Mann and Men

In Heat, Michael Mann proved he knew how to stage a bank robbery: the film’s go-for-broke centerpiece heist may be cinema’s finest. So the fact that his next picture, Public Enemies, is about John Dillinger, one of history’s most famous bank robbers, is a good sign. The trailer looks slick and sharp, and, as always, it’s filled with hard men delivering hard lines like “I like baseball, movies, good clothes, fast cars, and you.” Mann’s oeuvre is an endless string macho power plays. No one does deadly serious tough guys like he does; he’s cinema’s ultimate purveyor of high-toned masculinity. Even at his most absurd — Tom Cruise’s silver-maned, I Ching quoting hitman in Collateral — he’s still riveting. All of his films are immaculately shot too — Heat and The Insider, especially, seem to call out for Blu Ray treatment, but only Miami Vice is available.

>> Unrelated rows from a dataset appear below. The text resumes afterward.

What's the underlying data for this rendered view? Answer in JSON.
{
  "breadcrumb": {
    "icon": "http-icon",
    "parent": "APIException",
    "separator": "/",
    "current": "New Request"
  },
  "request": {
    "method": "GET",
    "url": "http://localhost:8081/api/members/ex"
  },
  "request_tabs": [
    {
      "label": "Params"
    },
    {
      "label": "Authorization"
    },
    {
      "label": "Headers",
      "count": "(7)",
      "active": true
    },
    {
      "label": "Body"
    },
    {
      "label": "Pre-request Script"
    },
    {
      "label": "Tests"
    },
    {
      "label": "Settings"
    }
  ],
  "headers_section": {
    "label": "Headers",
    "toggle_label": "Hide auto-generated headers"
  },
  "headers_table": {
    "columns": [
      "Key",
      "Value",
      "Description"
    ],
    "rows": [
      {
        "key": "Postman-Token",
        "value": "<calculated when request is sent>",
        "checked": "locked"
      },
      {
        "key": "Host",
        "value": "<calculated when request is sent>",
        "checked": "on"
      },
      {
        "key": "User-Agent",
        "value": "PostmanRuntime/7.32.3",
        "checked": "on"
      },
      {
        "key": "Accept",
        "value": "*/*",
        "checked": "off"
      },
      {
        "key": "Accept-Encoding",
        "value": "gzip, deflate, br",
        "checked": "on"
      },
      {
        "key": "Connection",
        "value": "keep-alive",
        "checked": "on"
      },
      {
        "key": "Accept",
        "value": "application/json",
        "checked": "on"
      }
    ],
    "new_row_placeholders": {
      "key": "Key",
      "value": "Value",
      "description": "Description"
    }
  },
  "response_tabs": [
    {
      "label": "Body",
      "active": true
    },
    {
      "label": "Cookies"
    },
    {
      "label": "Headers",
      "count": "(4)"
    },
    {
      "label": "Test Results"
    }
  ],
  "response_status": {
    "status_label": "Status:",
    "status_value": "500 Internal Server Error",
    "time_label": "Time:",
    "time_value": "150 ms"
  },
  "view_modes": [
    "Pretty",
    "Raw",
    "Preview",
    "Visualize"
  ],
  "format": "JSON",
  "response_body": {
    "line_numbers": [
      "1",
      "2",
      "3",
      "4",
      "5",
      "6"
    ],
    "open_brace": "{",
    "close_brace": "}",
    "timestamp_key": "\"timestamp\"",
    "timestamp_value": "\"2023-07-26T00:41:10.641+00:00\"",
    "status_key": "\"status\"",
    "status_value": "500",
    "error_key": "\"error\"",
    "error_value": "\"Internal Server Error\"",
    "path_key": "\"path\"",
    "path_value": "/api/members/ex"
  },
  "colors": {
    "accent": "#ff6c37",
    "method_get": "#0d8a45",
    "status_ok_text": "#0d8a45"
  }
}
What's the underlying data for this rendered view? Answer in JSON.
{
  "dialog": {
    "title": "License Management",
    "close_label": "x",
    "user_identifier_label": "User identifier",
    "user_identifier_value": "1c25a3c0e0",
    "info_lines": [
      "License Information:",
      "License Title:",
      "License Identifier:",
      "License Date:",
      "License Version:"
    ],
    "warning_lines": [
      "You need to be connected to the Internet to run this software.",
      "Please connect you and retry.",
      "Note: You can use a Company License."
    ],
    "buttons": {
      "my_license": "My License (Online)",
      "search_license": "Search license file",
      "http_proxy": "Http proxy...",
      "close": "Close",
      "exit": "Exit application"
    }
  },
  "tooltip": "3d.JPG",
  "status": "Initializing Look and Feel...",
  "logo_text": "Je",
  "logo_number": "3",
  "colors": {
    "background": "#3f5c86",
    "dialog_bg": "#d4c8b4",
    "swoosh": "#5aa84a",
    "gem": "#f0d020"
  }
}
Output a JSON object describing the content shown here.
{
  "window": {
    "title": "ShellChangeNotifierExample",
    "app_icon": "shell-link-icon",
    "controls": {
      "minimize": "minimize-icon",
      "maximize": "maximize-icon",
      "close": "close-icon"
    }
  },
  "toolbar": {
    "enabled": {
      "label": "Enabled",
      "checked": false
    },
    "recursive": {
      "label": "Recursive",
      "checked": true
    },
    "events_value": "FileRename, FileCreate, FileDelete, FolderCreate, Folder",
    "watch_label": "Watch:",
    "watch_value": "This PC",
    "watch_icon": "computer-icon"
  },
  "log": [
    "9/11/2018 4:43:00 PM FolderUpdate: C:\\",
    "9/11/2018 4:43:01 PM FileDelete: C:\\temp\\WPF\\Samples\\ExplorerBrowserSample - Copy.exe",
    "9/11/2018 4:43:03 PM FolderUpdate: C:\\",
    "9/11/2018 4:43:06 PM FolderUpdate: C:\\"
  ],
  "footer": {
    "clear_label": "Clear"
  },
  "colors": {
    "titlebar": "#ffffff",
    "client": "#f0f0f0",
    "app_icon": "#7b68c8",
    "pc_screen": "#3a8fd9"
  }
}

Public Enemies looks just as smooth and just as tough as anything he’s done, but the worry with it is that he’ll repeat himself, borrowing bank heist bits from Heat and character-based tension from The Insider, or that he’ll drown himself in waves of manly cool like in Miami Vice. If he’s got a failing, it’s that he thinks of masculinity as mood rather than action; for Public Enemies to succeed, he’ll need both.